[Element data from apps and pages]
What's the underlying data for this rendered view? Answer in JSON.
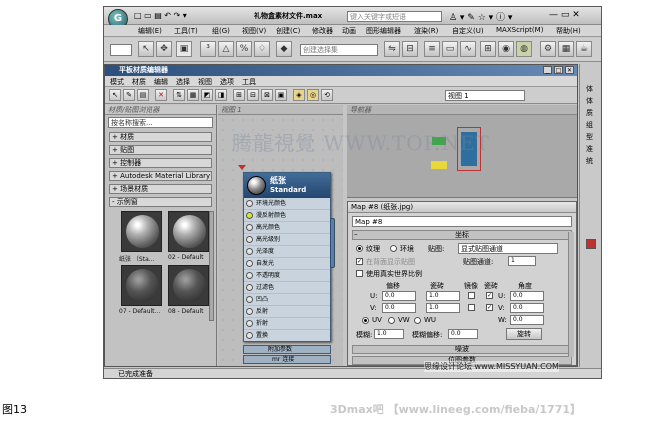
{
  "app": {
    "title": "礼物盒素材文件.max",
    "search_placeholder": "键入关键字或短语",
    "menu": [
      "编辑(E)",
      "工具(T)",
      "组(G)",
      "视图(V)",
      "创建(C)",
      "修改器",
      "动画",
      "图形编辑器",
      "渲染(R)",
      "自定义(U)",
      "MAXScript(M)",
      "帮助(H)"
    ],
    "selection_set": "创建选择集",
    "status": "已完成准备"
  },
  "slate": {
    "title": "平板材质编辑器",
    "menu": [
      "模式",
      "材质",
      "编辑",
      "选择",
      "视图",
      "选项",
      "工具"
    ],
    "view_select": "视图 1",
    "browser_title": "材质/贴图浏览器",
    "view_title": "视图 1",
    "nav_title": "导航器",
    "search_placeholder": "按名称搜索...",
    "rollouts": [
      "+ 材质",
      "+ 贴图",
      "+ 控制器",
      "+ Autodesk Material Library",
      "+ 场景材质",
      "- 示例窗"
    ],
    "samples": [
      {
        "caption": "纸张 （Sta..."
      },
      {
        "caption": "02 - Default"
      },
      {
        "caption": "07 - Default..."
      },
      {
        "caption": "08 - Default"
      }
    ],
    "node": {
      "name": "纸张",
      "type": "Standard",
      "slots": [
        "环境光颜色",
        "漫反射颜色",
        "高光颜色",
        "高光级别",
        "光泽度",
        "自发光",
        "不透明度",
        "过滤色",
        "凹凸",
        "反射",
        "折射",
        "置换"
      ],
      "footer1": "附加参数",
      "footer2": "mr 连接"
    }
  },
  "params": {
    "title": "Map #8 (纸张.jpg)",
    "name_value": "Map #8",
    "section": "坐标",
    "radio_texture": "纹理",
    "radio_env": "环境",
    "map_label": "贴图:",
    "map_value": "显式贴图通道",
    "checkbox_show_back": "在背面显示贴图",
    "map_channel_label": "贴图通道:",
    "map_channel_value": "1",
    "checkbox_real_world": "使用真实世界比例",
    "col_offset": "偏移",
    "col_tiling": "瓷砖",
    "col_mirror": "镜像",
    "col_tile": "瓷砖",
    "col_angle": "角度",
    "u_label": "U:",
    "v_label": "V:",
    "w_label": "W:",
    "u_offset": "0.0",
    "v_offset": "0.0",
    "u_tiling": "1.0",
    "v_tiling": "1.0",
    "u_angle": "0.0",
    "v_angle": "0.0",
    "w_angle": "0.0",
    "uvw": [
      "UV",
      "VW",
      "WU"
    ],
    "blur_label": "模糊:",
    "blur_value": "1.0",
    "blur_offset_label": "模糊偏移:",
    "blur_offset_value": "0.0",
    "rotate_label": "旋转",
    "noise_rollout": "噪波",
    "bitmap_rollout": "位图参数"
  },
  "right_panel": [
    "体",
    "体",
    "质",
    "组",
    "型",
    "准",
    "统"
  ],
  "caption": "图13",
  "footer": "3Dmax吧 【www.lineeg.com/fieba/1771】",
  "watermark": "思缘设计论坛  www.MISSYUAN.COM",
  "watermark2": "腾龍視覺  WWW.TOP.NET",
  "colors": {
    "title_blue": "#2c4f7c",
    "node_blue": "#23466d",
    "accent_red": "#c03030"
  }
}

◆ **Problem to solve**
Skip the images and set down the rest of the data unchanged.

◆ **Result for this task**
What's the underlying data for this rendered view? Answer in JSON.
{
  "app": {
    "title": "礼物盒素材文件.max",
    "search_placeholder": "键入关键字或短语",
    "menu": [
      "编辑(E)",
      "工具(T)",
      "组(G)",
      "视图(V)",
      "创建(C)",
      "修改器",
      "动画",
      "图形编辑器",
      "渲染(R)",
      "自定义(U)",
      "MAXScript(M)",
      "帮助(H)"
    ],
    "selection_set": "创建选择集",
    "status": "已完成准备"
  },
  "slate": {
    "title": "平板材质编辑器",
    "menu": [
      "模式",
      "材质",
      "编辑",
      "选择",
      "视图",
      "选项",
      "工具"
    ],
    "view_select": "视图 1",
    "browser_title": "材质/贴图浏览器",
    "view_title": "视图 1",
    "nav_title": "导航器",
    "search_placeholder": "按名称搜索...",
    "rollouts": [
      "+ 材质",
      "+ 贴图",
      "+ 控制器",
      "+ Autodesk Material Library",
      "+ 场景材质",
      "- 示例窗"
    ],
    "samples": [
      {
        "caption": "纸张 （Sta..."
      },
      {
        "caption": "02 - Default"
      },
      {
        "caption": "07 - Default..."
      },
      {
        "caption": "08 - Default"
      }
    ],
    "node": {
      "name": "纸张",
      "type": "Standard",
      "slots": [
        "环境光颜色",
        "漫反射颜色",
        "高光颜色",
        "高光级别",
        "光泽度",
        "自发光",
        "不透明度",
        "过滤色",
        "凹凸",
        "反射",
        "折射",
        "置换"
      ],
      "footer1": "附加参数",
      "footer2": "mr 连接"
    }
  },
  "params": {
    "title": "Map #8 (纸张.jpg)",
    "name_value": "Map #8",
    "section": "坐标",
    "radio_texture": "纹理",
    "radio_env": "环境",
    "map_label": "贴图:",
    "map_value": "显式贴图通道",
    "checkbox_show_back": "在背面显示贴图",
    "map_channel_label": "贴图通道:",
    "map_channel_value": "1",
    "checkbox_real_world": "使用真实世界比例",
    "col_offset": "偏移",
    "col_tiling": "瓷砖",
    "col_mirror": "镜像",
    "col_tile": "瓷砖",
    "col_angle": "角度",
    "u_label": "U:",
    "v_label": "V:",
    "w_label": "W:",
    "u_offset": "0.0",
    "v_offset": "0.0",
    "u_tiling": "1.0",
    "v_tiling": "1.0",
    "u_angle": "0.0",
    "v_angle": "0.0",
    "w_angle": "0.0",
    "uvw": [
      "UV",
      "VW",
      "WU"
    ],
    "blur_label": "模糊:",
    "blur_value": "1.0",
    "blur_offset_label": "模糊偏移:",
    "blur_offset_value": "0.0",
    "rotate_label": "旋转",
    "noise_rollout": "噪波",
    "bitmap_rollout": "位图参数"
  },
  "right_panel": [
    "体",
    "体",
    "质",
    "组",
    "型",
    "准",
    "统"
  ],
  "caption": "图13",
  "footer": "3Dmax吧 【www.lineeg.com/fieba/1771】",
  "watermark": "思缘设计论坛  www.MISSYUAN.COM",
  "watermark2": "腾龍視覺  WWW.TOP.NET",
  "colors": {
    "title_blue": "#2c4f7c",
    "node_blue": "#23466d",
    "accent_red": "#c03030"
  }
}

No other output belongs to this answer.